[Website and app data records]
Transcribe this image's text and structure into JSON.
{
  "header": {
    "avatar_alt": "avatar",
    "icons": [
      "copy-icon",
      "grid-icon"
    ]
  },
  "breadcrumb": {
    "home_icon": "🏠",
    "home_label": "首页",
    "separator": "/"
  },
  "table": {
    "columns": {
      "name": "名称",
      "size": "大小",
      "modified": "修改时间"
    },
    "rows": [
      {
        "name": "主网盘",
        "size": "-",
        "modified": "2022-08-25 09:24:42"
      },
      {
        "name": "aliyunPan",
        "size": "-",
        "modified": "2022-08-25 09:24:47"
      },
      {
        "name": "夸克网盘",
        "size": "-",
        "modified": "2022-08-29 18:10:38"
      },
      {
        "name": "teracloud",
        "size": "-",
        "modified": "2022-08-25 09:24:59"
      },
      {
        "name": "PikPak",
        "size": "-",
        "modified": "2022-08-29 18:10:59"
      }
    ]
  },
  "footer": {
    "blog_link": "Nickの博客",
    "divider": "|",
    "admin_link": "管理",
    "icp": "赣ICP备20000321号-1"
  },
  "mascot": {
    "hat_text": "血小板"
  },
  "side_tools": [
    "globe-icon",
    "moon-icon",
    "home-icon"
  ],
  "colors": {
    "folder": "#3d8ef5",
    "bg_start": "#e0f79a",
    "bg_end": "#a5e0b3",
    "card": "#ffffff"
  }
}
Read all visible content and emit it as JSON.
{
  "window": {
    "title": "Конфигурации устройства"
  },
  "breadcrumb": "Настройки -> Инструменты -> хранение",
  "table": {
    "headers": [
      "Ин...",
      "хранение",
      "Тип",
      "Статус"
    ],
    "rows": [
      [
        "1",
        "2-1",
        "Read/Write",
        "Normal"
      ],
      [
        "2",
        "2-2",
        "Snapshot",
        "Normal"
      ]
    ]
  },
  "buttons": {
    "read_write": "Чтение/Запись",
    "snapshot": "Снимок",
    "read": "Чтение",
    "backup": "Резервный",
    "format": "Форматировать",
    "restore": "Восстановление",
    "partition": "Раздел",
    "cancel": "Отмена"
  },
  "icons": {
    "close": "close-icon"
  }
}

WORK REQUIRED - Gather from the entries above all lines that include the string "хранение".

ANSWER BELOW -
  "breadcrumb": "Настройки -> Инструменты -> хранение",
      "хранение",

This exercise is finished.